Requirement - For each line of the listing that contains "caption", make a copy and return it.

Source records -
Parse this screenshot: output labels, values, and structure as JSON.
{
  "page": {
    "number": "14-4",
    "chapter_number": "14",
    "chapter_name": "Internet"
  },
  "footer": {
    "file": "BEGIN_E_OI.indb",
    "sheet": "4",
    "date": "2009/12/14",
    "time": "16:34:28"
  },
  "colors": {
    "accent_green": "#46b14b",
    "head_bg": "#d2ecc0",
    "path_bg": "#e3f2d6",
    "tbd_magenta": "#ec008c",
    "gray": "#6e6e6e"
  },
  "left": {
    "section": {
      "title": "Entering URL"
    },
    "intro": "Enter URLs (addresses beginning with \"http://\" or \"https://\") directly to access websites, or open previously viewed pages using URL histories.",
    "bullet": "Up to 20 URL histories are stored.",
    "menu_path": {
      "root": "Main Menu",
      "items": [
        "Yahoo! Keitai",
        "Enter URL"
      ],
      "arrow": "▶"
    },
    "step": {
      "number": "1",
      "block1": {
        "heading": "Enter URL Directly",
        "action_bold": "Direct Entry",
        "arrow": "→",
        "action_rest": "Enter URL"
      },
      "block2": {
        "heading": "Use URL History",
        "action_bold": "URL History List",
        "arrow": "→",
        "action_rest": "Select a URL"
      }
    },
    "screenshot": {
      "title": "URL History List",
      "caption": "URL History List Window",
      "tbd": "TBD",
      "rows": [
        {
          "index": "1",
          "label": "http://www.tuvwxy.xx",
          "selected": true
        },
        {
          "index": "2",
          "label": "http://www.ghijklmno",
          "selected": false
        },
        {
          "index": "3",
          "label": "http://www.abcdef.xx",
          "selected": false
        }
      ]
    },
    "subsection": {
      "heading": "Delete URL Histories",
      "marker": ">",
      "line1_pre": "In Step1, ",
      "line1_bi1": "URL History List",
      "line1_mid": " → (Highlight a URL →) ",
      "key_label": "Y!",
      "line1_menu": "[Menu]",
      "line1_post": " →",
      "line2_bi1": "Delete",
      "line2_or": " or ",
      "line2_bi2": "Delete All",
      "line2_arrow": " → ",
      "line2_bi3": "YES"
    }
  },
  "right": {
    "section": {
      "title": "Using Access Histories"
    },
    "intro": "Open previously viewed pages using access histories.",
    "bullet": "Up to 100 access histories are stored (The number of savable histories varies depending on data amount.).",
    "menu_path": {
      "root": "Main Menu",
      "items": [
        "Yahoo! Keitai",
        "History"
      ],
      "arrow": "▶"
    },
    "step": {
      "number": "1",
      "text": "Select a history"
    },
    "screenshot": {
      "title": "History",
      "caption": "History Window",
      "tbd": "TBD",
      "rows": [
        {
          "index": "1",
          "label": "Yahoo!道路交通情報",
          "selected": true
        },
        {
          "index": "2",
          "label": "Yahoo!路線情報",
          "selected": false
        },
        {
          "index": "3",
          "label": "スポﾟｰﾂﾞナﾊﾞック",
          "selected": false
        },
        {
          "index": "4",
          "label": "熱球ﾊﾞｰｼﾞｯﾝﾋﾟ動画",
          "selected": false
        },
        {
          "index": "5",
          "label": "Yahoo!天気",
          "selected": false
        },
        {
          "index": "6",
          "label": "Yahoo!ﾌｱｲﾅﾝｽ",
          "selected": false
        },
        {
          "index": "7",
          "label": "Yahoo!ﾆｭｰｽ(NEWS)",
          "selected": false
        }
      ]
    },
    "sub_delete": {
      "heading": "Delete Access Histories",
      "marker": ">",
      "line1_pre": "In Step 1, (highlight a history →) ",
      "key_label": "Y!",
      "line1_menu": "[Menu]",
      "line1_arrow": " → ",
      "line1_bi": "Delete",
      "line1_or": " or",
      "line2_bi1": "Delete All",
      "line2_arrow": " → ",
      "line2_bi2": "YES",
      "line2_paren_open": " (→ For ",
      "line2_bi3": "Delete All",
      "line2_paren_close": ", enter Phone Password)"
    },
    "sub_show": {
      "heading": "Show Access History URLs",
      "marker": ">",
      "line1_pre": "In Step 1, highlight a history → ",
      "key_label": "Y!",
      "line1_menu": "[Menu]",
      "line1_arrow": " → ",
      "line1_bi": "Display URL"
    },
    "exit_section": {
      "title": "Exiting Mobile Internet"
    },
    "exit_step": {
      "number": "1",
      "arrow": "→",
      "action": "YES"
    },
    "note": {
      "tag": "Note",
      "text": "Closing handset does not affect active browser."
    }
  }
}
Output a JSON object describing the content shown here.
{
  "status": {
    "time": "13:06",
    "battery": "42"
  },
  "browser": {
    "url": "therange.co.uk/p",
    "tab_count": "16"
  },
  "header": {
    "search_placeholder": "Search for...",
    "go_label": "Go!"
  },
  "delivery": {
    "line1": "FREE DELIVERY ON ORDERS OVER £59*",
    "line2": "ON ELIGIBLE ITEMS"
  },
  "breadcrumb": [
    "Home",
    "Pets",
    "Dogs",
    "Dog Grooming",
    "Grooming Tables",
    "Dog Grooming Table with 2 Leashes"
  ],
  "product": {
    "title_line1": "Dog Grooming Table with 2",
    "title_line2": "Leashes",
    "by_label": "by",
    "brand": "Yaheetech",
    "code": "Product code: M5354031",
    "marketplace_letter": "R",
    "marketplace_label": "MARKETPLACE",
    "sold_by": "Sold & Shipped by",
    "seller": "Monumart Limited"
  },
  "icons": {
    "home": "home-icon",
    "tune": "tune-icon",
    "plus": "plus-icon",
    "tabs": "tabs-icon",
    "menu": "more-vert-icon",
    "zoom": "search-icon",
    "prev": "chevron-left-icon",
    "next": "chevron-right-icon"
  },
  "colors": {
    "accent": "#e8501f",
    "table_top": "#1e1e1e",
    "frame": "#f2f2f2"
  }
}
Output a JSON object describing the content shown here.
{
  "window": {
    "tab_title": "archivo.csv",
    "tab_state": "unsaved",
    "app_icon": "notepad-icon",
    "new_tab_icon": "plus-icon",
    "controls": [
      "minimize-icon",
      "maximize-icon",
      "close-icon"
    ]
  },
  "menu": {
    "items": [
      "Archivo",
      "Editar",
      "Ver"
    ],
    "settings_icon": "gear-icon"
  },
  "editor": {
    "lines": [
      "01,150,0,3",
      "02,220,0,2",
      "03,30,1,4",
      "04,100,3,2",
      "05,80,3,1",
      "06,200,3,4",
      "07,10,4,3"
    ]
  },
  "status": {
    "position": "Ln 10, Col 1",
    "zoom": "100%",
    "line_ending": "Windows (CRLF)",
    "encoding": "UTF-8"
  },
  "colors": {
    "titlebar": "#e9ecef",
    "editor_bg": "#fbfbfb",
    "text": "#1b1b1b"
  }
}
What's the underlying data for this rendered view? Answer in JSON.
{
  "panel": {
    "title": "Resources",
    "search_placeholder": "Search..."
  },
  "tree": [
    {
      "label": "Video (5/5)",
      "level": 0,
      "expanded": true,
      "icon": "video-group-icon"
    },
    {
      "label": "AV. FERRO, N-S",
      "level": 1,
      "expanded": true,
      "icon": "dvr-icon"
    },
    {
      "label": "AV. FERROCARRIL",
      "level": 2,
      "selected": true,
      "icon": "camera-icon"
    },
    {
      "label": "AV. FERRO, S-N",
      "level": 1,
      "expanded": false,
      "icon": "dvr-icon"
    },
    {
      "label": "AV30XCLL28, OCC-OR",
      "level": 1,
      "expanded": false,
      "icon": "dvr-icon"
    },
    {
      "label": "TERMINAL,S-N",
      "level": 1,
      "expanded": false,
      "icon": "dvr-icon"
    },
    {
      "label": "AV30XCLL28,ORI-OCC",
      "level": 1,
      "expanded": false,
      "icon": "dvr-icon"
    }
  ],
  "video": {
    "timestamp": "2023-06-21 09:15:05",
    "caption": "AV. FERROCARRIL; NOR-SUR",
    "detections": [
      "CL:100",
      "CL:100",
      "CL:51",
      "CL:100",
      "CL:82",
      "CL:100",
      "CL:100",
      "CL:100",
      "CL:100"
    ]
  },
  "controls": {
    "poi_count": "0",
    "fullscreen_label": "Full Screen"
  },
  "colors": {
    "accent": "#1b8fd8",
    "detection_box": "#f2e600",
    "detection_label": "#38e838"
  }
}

Output -
      "caption": "URL History List Window",
      "caption": "History Window",
    "caption": "AV. FERROCARRIL; NOR-SUR",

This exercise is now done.